- _Your instructions_
Every line below that holds "What" must be copied.

- _Provided records_
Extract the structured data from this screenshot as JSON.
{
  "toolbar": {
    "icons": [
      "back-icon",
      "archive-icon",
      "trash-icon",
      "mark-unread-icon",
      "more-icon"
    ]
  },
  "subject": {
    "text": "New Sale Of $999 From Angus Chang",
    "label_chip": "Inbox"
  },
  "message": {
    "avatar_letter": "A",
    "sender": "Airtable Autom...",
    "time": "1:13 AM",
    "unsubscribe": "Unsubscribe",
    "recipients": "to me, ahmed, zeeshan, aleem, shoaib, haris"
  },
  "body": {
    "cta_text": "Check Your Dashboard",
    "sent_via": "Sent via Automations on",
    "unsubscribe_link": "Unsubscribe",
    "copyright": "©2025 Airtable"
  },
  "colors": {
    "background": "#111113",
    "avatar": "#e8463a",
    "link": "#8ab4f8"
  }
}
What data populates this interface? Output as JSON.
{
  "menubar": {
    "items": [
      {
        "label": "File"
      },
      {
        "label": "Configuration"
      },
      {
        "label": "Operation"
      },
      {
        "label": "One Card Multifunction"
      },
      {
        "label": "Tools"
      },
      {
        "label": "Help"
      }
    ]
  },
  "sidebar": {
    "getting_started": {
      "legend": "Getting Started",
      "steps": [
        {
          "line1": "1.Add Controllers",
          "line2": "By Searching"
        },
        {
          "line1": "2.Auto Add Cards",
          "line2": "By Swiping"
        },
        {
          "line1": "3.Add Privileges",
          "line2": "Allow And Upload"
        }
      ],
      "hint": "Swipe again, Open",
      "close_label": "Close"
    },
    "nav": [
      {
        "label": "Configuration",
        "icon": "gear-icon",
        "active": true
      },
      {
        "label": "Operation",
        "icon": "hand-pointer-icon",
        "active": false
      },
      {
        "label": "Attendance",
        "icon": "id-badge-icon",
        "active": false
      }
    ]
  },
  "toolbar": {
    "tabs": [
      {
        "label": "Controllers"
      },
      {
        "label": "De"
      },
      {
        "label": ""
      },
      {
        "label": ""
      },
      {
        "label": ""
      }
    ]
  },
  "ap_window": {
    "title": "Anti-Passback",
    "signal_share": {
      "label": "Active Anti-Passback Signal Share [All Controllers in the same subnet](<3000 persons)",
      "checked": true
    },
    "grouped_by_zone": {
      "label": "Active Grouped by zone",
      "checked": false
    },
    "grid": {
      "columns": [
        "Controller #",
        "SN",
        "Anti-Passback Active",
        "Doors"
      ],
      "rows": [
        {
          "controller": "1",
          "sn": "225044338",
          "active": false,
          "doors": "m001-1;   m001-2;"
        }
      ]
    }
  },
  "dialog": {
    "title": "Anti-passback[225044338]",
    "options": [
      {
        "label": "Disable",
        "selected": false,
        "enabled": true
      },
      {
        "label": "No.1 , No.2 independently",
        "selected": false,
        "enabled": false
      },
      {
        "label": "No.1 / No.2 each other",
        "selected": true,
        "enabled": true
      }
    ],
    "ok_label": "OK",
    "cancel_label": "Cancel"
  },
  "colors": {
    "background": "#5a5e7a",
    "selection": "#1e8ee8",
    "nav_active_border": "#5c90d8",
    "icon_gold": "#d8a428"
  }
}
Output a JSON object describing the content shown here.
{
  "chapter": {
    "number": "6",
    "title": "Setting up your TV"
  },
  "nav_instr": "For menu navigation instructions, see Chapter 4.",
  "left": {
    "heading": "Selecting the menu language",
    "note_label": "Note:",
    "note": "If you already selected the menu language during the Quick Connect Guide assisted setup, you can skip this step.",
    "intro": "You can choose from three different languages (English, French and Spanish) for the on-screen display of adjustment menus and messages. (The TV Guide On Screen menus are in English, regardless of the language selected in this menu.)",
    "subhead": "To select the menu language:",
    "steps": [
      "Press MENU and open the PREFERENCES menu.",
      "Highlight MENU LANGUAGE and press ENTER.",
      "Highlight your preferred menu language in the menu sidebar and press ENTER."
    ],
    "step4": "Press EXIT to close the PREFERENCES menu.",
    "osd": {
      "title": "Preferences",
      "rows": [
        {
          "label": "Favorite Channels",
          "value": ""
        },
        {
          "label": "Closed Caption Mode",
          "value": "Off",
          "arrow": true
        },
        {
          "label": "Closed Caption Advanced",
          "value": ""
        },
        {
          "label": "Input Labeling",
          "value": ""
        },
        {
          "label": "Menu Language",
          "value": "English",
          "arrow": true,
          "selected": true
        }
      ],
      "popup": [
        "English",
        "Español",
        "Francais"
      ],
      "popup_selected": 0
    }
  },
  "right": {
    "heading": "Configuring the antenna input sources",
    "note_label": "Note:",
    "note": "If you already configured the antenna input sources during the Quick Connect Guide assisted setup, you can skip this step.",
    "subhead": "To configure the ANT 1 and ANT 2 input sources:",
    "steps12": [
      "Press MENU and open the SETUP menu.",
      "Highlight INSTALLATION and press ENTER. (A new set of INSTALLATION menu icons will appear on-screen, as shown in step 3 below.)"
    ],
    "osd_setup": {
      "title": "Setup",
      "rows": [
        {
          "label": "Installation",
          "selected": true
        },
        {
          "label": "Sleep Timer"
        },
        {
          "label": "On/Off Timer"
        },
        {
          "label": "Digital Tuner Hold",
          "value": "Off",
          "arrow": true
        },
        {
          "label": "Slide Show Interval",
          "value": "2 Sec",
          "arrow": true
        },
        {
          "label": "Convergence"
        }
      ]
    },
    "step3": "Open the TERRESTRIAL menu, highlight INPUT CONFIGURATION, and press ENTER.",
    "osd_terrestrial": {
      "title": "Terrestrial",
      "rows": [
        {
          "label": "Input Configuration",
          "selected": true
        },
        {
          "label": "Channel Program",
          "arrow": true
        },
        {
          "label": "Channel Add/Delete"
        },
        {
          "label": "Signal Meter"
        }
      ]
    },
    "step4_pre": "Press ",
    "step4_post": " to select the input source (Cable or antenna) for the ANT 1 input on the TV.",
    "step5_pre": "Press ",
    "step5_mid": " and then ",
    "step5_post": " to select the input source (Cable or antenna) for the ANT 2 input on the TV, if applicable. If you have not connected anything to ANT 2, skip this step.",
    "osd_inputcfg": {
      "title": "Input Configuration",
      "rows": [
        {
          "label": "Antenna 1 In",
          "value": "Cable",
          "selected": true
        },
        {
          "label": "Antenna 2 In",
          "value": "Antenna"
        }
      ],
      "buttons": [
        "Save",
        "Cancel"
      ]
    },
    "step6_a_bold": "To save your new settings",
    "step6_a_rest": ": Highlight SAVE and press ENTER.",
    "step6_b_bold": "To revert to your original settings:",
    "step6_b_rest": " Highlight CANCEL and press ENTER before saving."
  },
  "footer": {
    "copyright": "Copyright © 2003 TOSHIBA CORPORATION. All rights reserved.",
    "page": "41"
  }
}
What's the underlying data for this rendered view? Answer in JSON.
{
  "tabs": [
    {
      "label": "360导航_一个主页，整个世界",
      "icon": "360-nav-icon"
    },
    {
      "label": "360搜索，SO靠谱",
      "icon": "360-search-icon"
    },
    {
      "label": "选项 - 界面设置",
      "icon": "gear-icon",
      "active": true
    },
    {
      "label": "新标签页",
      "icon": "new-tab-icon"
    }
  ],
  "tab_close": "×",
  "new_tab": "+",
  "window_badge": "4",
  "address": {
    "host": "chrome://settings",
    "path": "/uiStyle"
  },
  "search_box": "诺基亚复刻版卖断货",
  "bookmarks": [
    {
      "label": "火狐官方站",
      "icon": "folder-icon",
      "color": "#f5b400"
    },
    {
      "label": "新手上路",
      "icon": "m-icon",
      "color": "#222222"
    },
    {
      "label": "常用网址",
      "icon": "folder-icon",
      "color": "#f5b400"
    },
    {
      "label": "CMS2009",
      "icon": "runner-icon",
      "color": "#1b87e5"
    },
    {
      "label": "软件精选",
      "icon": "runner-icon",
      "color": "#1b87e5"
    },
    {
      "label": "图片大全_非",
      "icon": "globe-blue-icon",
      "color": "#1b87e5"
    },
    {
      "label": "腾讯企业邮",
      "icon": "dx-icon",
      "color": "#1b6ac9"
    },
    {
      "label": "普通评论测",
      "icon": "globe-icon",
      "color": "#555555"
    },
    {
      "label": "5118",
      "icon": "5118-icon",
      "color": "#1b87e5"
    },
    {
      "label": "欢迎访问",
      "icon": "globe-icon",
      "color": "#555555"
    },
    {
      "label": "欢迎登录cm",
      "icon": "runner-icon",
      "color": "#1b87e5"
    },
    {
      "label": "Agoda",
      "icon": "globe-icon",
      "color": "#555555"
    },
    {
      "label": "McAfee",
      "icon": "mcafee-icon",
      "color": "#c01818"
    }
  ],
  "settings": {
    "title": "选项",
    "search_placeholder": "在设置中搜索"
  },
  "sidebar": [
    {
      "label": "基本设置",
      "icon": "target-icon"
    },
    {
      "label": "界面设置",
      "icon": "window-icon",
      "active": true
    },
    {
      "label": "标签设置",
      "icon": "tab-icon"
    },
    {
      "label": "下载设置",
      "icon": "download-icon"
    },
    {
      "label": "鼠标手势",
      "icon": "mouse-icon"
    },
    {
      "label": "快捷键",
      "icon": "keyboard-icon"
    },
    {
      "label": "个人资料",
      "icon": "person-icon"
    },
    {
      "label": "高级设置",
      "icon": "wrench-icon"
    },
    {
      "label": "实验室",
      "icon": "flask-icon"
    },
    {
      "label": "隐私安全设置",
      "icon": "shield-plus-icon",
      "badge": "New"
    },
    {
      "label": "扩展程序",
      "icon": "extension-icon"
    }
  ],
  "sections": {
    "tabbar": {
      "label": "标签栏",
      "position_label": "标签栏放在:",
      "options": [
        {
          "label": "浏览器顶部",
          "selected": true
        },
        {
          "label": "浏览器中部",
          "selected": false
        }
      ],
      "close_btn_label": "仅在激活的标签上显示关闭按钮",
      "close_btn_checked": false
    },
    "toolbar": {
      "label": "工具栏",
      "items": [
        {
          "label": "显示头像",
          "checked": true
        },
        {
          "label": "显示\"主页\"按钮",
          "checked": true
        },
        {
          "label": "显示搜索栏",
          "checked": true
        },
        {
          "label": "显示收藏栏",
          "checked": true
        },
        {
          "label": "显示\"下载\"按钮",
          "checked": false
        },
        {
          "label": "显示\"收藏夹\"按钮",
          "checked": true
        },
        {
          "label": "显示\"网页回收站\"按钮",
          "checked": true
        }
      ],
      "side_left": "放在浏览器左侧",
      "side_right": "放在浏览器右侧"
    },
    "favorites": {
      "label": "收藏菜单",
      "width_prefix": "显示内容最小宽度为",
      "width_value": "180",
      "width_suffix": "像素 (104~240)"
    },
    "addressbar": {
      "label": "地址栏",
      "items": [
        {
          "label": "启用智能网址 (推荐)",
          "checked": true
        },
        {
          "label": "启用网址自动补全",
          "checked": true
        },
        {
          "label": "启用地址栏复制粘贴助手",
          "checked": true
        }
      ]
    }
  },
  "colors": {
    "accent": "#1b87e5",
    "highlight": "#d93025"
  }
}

- _Answer to the exercise_
What data populates this interface? Output as JSON.
What's the underlying data for this rendered view? Answer in JSON.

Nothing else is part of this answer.